Try it:
Some lines in the material below hold the word "structured". Copy all of them.

Records for the exercise:
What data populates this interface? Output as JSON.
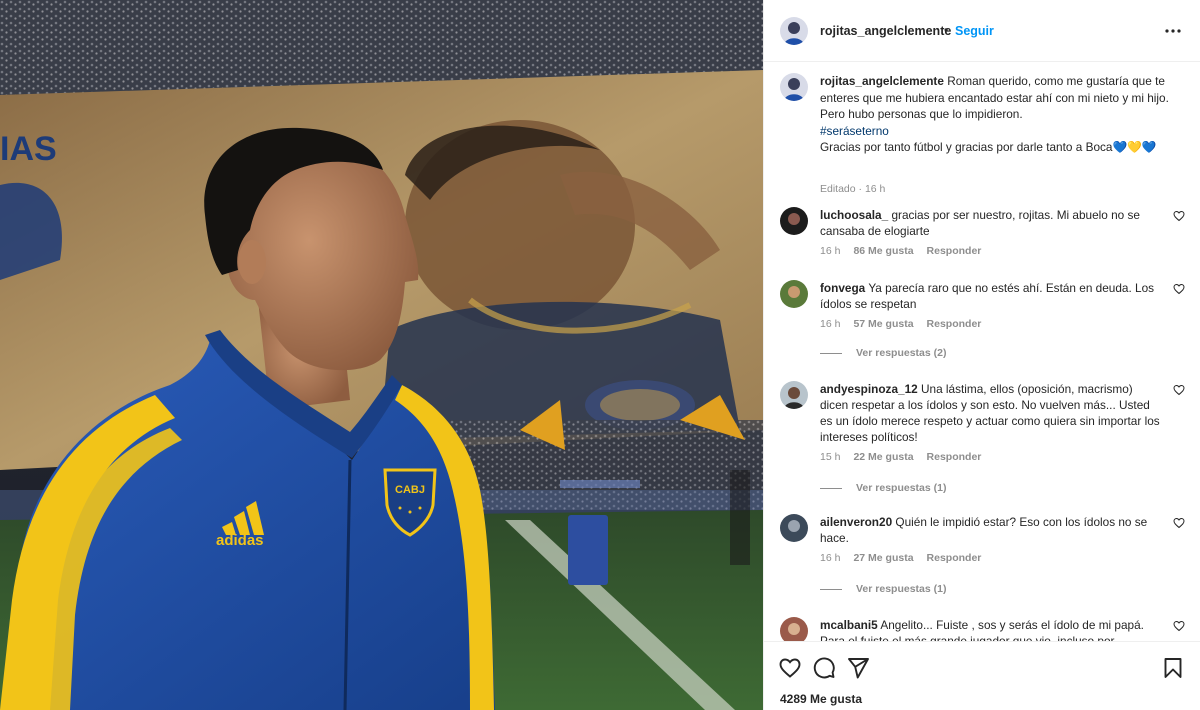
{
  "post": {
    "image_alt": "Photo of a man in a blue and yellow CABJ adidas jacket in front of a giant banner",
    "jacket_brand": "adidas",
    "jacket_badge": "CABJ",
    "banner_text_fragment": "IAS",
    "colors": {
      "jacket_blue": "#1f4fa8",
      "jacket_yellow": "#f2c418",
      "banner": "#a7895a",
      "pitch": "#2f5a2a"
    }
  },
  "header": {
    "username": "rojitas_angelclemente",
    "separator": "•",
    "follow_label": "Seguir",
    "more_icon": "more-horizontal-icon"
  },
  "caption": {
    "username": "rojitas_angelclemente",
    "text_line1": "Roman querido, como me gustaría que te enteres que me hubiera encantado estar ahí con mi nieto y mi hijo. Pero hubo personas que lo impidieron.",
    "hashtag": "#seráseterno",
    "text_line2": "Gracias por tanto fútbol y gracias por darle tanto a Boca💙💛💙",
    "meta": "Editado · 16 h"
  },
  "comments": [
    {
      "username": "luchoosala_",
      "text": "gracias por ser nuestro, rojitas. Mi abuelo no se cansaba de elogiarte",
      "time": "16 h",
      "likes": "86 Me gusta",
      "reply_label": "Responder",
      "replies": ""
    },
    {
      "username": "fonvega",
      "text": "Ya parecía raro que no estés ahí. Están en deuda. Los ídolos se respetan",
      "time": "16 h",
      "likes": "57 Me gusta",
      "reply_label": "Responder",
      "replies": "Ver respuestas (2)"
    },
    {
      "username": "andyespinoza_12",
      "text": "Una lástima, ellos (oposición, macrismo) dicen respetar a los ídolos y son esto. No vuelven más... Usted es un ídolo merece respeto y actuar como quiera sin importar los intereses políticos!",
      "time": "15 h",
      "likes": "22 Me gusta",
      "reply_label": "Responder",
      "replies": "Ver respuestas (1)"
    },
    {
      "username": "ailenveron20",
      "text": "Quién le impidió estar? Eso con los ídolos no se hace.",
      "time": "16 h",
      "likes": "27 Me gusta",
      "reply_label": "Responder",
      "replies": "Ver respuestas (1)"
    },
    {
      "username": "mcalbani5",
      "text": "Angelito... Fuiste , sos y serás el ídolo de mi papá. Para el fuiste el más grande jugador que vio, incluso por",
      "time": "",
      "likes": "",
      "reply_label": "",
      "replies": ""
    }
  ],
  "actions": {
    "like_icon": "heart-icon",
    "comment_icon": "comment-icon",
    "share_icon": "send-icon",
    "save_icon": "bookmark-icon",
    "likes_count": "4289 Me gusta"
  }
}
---
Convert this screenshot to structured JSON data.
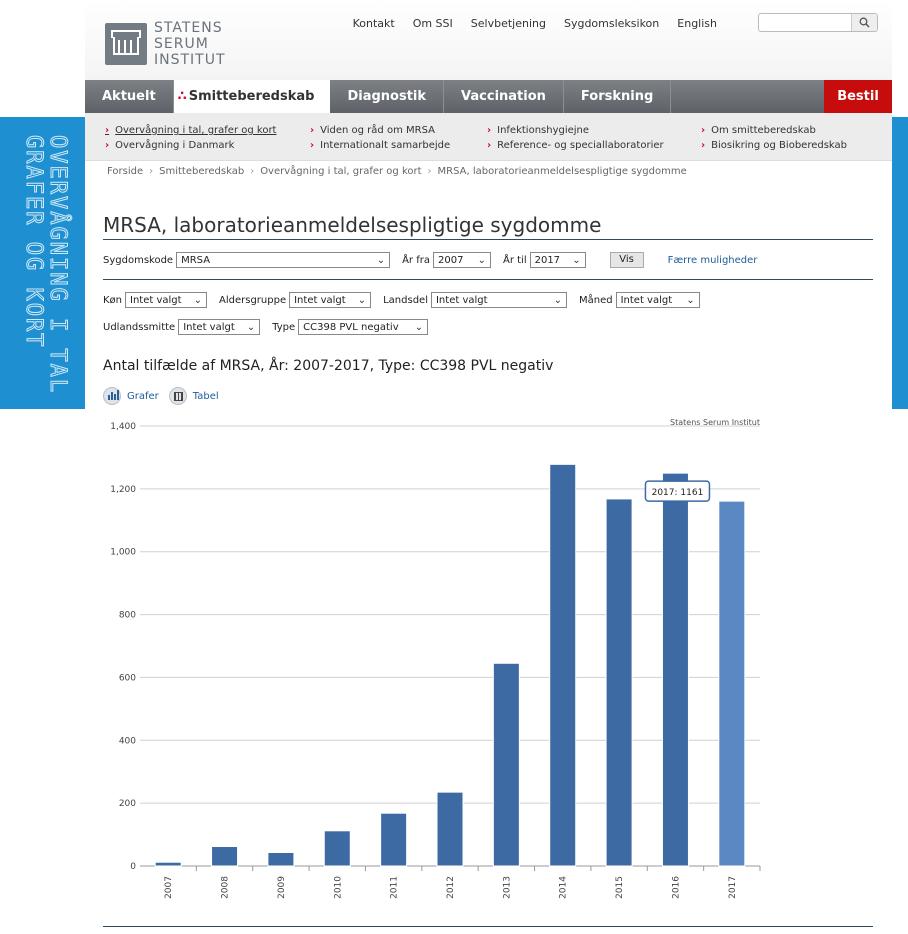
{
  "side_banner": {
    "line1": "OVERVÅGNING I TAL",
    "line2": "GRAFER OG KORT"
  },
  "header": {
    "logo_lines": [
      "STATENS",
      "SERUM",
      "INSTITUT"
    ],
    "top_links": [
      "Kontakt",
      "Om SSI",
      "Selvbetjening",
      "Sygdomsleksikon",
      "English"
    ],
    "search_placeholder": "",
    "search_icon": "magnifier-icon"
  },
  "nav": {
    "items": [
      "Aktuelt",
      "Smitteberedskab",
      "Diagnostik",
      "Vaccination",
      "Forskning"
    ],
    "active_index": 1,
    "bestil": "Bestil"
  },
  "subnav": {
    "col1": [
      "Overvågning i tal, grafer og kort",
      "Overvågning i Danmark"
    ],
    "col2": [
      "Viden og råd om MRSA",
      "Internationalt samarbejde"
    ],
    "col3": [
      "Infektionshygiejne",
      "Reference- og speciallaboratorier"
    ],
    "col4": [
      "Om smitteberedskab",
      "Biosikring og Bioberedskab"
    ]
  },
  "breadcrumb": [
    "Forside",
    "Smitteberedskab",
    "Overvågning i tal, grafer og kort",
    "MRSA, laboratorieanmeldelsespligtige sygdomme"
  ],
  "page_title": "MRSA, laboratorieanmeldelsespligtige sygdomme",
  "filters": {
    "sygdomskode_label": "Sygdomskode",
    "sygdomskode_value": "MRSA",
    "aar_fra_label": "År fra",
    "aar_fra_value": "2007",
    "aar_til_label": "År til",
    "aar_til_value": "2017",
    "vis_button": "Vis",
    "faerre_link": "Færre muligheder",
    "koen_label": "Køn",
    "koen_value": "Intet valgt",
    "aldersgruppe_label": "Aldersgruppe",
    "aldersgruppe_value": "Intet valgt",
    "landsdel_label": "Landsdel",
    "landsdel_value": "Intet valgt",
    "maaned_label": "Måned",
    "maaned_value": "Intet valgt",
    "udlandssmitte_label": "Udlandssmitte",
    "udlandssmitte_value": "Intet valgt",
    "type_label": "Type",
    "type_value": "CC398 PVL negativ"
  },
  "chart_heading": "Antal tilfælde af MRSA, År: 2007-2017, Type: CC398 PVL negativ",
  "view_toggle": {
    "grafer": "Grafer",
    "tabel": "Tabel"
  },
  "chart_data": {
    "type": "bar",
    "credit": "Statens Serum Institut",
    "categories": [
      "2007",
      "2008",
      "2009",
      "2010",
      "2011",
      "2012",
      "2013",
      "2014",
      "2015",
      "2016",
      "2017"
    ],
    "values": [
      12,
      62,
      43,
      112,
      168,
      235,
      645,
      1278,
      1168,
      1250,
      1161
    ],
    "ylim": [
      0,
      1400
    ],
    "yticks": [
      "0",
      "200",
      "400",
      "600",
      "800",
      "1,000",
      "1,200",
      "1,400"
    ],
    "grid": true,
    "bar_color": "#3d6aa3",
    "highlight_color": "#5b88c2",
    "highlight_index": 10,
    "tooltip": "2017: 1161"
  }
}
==
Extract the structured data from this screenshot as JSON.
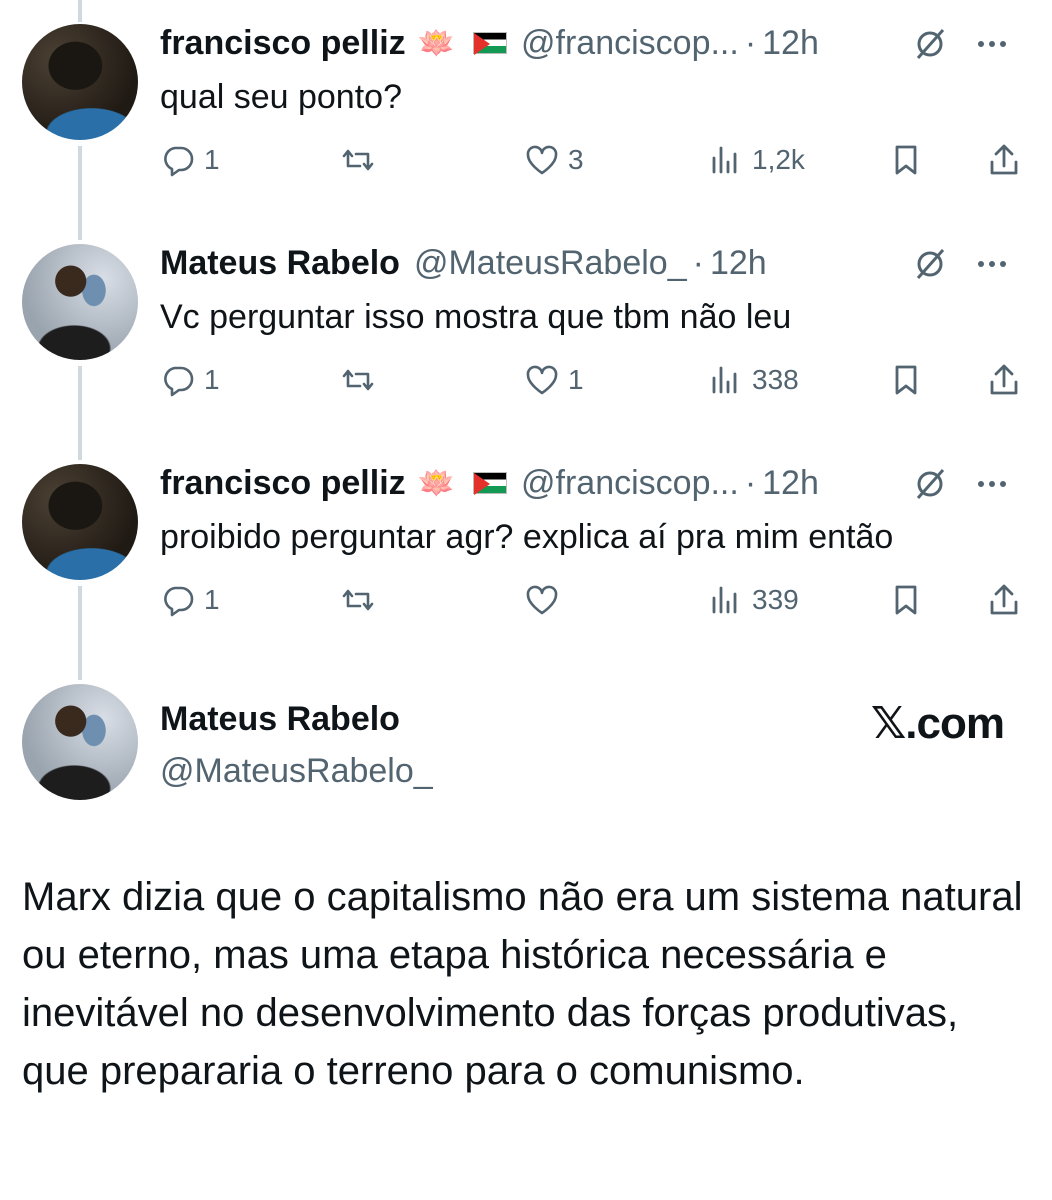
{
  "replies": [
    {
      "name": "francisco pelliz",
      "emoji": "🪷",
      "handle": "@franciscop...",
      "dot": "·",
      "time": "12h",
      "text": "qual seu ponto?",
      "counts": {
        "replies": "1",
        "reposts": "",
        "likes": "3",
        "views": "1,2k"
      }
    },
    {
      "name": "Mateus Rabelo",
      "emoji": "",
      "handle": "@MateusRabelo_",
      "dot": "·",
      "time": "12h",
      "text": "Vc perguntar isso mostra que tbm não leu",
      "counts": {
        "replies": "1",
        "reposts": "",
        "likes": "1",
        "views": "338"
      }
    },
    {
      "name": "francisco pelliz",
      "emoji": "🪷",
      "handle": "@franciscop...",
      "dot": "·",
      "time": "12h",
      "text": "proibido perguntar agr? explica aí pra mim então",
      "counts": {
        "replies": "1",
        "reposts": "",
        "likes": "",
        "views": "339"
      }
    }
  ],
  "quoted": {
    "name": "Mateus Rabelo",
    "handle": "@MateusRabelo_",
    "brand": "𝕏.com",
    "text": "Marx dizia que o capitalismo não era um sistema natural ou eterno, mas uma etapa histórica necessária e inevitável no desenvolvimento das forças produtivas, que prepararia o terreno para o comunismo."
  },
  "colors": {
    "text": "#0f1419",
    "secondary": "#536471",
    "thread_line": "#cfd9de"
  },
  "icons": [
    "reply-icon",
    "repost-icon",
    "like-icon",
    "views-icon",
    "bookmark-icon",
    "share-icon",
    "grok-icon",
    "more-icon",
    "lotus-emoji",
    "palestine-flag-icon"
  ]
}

Result of this exercise:
Convert this screenshot to structured JSON data.
Extract the structured data from this screenshot as JSON.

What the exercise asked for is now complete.